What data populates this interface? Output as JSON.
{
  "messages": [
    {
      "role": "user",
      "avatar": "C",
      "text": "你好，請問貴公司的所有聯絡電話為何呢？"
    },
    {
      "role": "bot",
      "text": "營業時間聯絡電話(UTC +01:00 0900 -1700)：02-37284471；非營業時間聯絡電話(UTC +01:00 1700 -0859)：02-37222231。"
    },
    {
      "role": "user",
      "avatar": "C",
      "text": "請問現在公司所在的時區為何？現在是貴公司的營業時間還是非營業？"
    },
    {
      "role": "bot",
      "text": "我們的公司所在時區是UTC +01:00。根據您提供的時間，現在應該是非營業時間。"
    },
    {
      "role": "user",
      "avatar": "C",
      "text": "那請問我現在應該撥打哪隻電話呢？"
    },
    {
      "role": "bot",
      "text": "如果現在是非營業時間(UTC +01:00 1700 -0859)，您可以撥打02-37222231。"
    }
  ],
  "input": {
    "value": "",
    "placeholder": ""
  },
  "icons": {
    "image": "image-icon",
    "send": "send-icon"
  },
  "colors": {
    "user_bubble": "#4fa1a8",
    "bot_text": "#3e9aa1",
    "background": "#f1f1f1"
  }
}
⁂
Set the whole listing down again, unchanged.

What data populates this interface? Output as JSON.
{
  "messages": [
    {
      "role": "user",
      "avatar": "C",
      "text": "你好，請問貴公司的所有聯絡電話為何呢？"
    },
    {
      "role": "bot",
      "text": "營業時間聯絡電話(UTC +01:00 0900 -1700)：02-37284471；非營業時間聯絡電話(UTC +01:00 1700 -0859)：02-37222231。"
    },
    {
      "role": "user",
      "avatar": "C",
      "text": "請問現在公司所在的時區為何？現在是貴公司的營業時間還是非營業？"
    },
    {
      "role": "bot",
      "text": "我們的公司所在時區是UTC +01:00。根據您提供的時間，現在應該是非營業時間。"
    },
    {
      "role": "user",
      "avatar": "C",
      "text": "那請問我現在應該撥打哪隻電話呢？"
    },
    {
      "role": "bot",
      "text": "如果現在是非營業時間(UTC +01:00 1700 -0859)，您可以撥打02-37222231。"
    }
  ],
  "input": {
    "value": "",
    "placeholder": ""
  },
  "icons": {
    "image": "image-icon",
    "send": "send-icon"
  },
  "colors": {
    "user_bubble": "#4fa1a8",
    "bot_text": "#3e9aa1",
    "background": "#f1f1f1"
  }
}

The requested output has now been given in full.